Required work:
Would you print all of the records below exactly, without skipping any?

Provided information:
========================================

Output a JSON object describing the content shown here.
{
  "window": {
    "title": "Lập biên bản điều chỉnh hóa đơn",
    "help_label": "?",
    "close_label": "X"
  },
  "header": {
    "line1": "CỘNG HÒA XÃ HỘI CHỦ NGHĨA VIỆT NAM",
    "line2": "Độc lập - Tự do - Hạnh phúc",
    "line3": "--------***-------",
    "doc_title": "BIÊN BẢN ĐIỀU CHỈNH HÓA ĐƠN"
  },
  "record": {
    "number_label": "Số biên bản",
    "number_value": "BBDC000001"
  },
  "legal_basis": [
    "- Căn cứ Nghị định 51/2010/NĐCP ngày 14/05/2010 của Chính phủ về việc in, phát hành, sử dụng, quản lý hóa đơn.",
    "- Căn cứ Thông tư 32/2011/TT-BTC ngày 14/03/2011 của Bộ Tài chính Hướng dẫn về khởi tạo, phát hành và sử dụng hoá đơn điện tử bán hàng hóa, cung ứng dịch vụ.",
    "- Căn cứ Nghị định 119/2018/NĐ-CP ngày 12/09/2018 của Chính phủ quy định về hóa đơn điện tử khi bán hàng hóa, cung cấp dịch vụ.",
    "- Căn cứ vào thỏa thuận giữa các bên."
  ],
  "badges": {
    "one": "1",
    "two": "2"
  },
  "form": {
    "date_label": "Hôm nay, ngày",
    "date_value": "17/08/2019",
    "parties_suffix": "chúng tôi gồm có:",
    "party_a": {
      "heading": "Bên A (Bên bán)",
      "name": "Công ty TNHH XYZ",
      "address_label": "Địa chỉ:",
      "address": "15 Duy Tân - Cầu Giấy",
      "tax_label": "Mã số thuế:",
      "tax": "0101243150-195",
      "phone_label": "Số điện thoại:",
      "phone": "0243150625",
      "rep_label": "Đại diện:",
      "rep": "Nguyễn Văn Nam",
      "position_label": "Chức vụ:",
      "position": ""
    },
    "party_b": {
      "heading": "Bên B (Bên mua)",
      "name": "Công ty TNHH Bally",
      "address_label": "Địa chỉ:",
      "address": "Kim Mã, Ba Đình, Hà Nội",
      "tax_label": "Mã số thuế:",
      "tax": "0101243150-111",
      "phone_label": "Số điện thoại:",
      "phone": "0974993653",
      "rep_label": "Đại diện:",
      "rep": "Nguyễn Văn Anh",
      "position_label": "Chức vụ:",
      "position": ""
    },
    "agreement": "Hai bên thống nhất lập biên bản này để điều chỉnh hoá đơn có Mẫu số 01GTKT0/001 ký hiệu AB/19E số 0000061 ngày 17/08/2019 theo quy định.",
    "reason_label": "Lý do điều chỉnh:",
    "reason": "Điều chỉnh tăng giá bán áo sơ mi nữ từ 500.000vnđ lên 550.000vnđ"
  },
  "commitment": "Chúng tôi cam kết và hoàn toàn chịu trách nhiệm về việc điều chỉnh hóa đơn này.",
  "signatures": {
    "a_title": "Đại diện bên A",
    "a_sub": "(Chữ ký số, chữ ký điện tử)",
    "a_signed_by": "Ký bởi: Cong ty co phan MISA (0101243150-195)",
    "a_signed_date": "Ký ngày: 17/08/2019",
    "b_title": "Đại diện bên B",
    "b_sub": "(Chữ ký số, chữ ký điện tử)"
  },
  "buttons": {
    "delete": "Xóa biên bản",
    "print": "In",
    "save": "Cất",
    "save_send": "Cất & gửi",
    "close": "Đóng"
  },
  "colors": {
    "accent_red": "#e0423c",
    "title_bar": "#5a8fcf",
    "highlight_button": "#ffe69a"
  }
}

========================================

Result for this exercise:
Output a JSON object describing the content shown here.
{
  "window": {
    "title": "Lập biên bản điều chỉnh hóa đơn",
    "help_label": "?",
    "close_label": "X"
  },
  "header": {
    "line1": "CỘNG HÒA XÃ HỘI CHỦ NGHĨA VIỆT NAM",
    "line2": "Độc lập - Tự do - Hạnh phúc",
    "line3": "--------***-------",
    "doc_title": "BIÊN BẢN ĐIỀU CHỈNH HÓA ĐƠN"
  },
  "record": {
    "number_label": "Số biên bản",
    "number_value": "BBDC000001"
  },
  "legal_basis": [
    "- Căn cứ Nghị định 51/2010/NĐCP ngày 14/05/2010 của Chính phủ về việc in, phát hành, sử dụng, quản lý hóa đơn.",
    "- Căn cứ Thông tư 32/2011/TT-BTC ngày 14/03/2011 của Bộ Tài chính Hướng dẫn về khởi tạo, phát hành và sử dụng hoá đơn điện tử bán hàng hóa, cung ứng dịch vụ.",
    "- Căn cứ Nghị định 119/2018/NĐ-CP ngày 12/09/2018 của Chính phủ quy định về hóa đơn điện tử khi bán hàng hóa, cung cấp dịch vụ.",
    "- Căn cứ vào thỏa thuận giữa các bên."
  ],
  "badges": {
    "one": "1",
    "two": "2"
  },
  "form": {
    "date_label": "Hôm nay, ngày",
    "date_value": "17/08/2019",
    "parties_suffix": "chúng tôi gồm có:",
    "party_a": {
      "heading": "Bên A (Bên bán)",
      "name": "Công ty TNHH XYZ",
      "address_label": "Địa chỉ:",
      "address": "15 Duy Tân - Cầu Giấy",
      "tax_label": "Mã số thuế:",
      "tax": "0101243150-195",
      "phone_label": "Số điện thoại:",
      "phone": "0243150625",
      "rep_label": "Đại diện:",
      "rep": "Nguyễn Văn Nam",
      "position_label": "Chức vụ:",
      "position": ""
    },
    "party_b": {
      "heading": "Bên B (Bên mua)",
      "name": "Công ty TNHH Bally",
      "address_label": "Địa chỉ:",
      "address": "Kim Mã, Ba Đình, Hà Nội",
      "tax_label": "Mã số thuế:",
      "tax": "0101243150-111",
      "phone_label": "Số điện thoại:",
      "phone": "0974993653",
      "rep_label": "Đại diện:",
      "rep": "Nguyễn Văn Anh",
      "position_label": "Chức vụ:",
      "position": ""
    },
    "agreement": "Hai bên thống nhất lập biên bản này để điều chỉnh hoá đơn có Mẫu số 01GTKT0/001 ký hiệu AB/19E số 0000061 ngày 17/08/2019 theo quy định.",
    "reason_label": "Lý do điều chỉnh:",
    "reason": "Điều chỉnh tăng giá bán áo sơ mi nữ từ 500.000vnđ lên 550.000vnđ"
  },
  "commitment": "Chúng tôi cam kết và hoàn toàn chịu trách nhiệm về việc điều chỉnh hóa đơn này.",
  "signatures": {
    "a_title": "Đại diện bên A",
    "a_sub": "(Chữ ký số, chữ ký điện tử)",
    "a_signed_by": "Ký bởi: Cong ty co phan MISA (0101243150-195)",
    "a_signed_date": "Ký ngày: 17/08/2019",
    "b_title": "Đại diện bên B",
    "b_sub": "(Chữ ký số, chữ ký điện tử)"
  },
  "buttons": {
    "delete": "Xóa biên bản",
    "print": "In",
    "save": "Cất",
    "save_send": "Cất & gửi",
    "close": "Đóng"
  },
  "colors": {
    "accent_red": "#e0423c",
    "title_bar": "#5a8fcf",
    "highlight_button": "#ffe69a"
  }
}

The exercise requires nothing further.